Above is his famous “I Have a Dream” speech, given from the steps of the Lincoln Memorial in Washington D.C. on Aug. 28, 1963. The entire speech runs over 15 minutes, but it includes this famous passage:
I say to you today, my friends, so even though we face the difficulties of
today and tomorrow, I still have a dream. It is a dream deeply rooted in the
I have a dream that one day this nation will rise up and live out the true
meaning of its creed: “We hold these truths to be self-evident: that all men
are created equal.”
I have a dream that one day on the red hills of Georgia the sons of former
slaves and the sons of former slave owners will be able to sit down together at
the table of brotherhood.
I have a dream that one day even the state of Mississippi, a state
sweltering with the heat of injustice, sweltering with the heat of oppression,
will be transformed into an oasis of freedom and justice.
I have a dream that my four little children will one day live in a nation
where they will not be judged by the color of their skin but by the content of
I have a dream today.
I have a dream that one day, down in Alabama, with its vicious racists, with
its governor having his lips dripping with the words of interposition and
nullification; one day right there in Alabama, little black boys and black
girls will be able to join hands with little white boys and white girls as
sisters and brothers.
I have a dream today.
I have a dream that one day every valley shall be exalted, every hill and
mountain shall be made low, the rough places will be made plain, and the
crooked places will be made straight, and the glory of the Lord shall be
revealed, and all flesh shall see it together.
Most years, there would be a celebration and parade in Washington D.C., but not today because of the inauguration. However, there are celebrations around the country, including the Dr. Martin Luther King Jr. Day Parade and

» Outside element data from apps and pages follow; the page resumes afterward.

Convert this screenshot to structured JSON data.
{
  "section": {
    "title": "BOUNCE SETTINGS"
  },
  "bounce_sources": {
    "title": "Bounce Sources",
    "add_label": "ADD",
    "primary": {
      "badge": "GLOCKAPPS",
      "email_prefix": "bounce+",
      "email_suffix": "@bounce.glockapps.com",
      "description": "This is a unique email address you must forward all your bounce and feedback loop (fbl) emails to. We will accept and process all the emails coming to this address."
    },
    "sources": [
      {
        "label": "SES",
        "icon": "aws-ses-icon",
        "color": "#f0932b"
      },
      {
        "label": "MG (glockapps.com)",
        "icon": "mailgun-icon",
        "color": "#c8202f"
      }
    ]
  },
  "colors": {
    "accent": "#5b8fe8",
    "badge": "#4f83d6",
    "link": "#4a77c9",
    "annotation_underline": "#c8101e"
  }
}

Festival at the corner of Martin
Luther King, Jr. Boulevard & Lamar Street in Dallas.
Will you be doing anything in remembrance?